The costs of implementing an e-prescribing system for the medical office will vary based on the size and location. Before making the decision to install an e-prescribing system, several factors should be considered associated with cost. The purchase of equipment and software, the monthly fees, and ongoing maintainence or upgrades are just a few things to consider.
- CMS may offset the cost through e-prescribing initiatives. Visit www.cms.gov for details
- Can be included or added to an existing EMR system
- Saves time in handling prescription refill requests which saves in staffing costs
- Purchasing and installing a brand new system can be costly
- Costs also include on-line fees and maintenance
- Payments from CMS initiatives end 2013
Anytime a new system or process is implemented within the Medical Office, productivity can be effected. Some changes increase productivity or decrease productivity immediately or over a period of time while staff becomes acquainted or learns the new system. The biggest barrier may be the resistance to change by both the staff and physicians.
- Instant connectivity to the pharmacy is faster than the traditional phone call
- Decreases the time it takes to request medication refills
- Increases the speed of pharmacy callbacks
- Decreases the time it takes verify eligibility
- May temporarily impact the medical office workflow
- Installation may slow down current processes
- Medical Office staff and physician training may slow down productivity
Many in the health care industry fail to realize that prescribing drugs is a legal issue. Considering the new standards adopted by CMS, some practices in the medical office are now considered as noncompliant. In addition to the handwriting errors that can occur, transactions involving mixups or patient privacy breaches could all possibly fall in the legal category.
- Eliminates handwriting mistakes

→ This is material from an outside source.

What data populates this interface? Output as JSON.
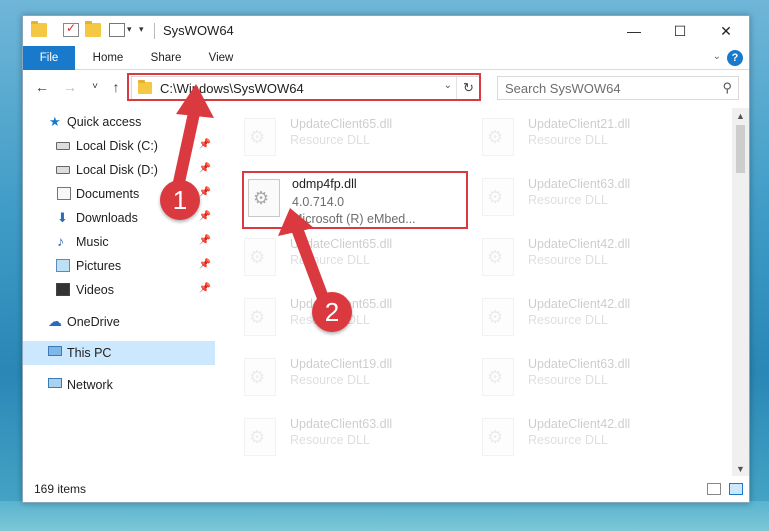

- Reduces the risk of errors due to mix-ups that can happen over the phone
- Some programs allow cross checking against the electronic medical record to reduce adverse effects
- Safeguards need to be taken to prevent breaches of private patient information
- Security software needs to be installed on all devices including handheld
Eligible professionals may begin reporting the eRx measure at any time throughout the 2011 program year of January 1-December 31, 2011 to be incentive eligible, but must do so prior to June 30, 2011 to be exempt from the 2012 eRx payment adjustment (click on "Payment Adjustment" link on the left for more information. Click on the"Eligible Professional" link on the left to see if you are an eligible professional. Eligible professionals must have adopted a "qualified" eRx system in order to be able to report the eRx measure. There are two types of systems.
- a system for eRx only (stand-alone)
- an electronic health record (EHR system) with eRx functionality.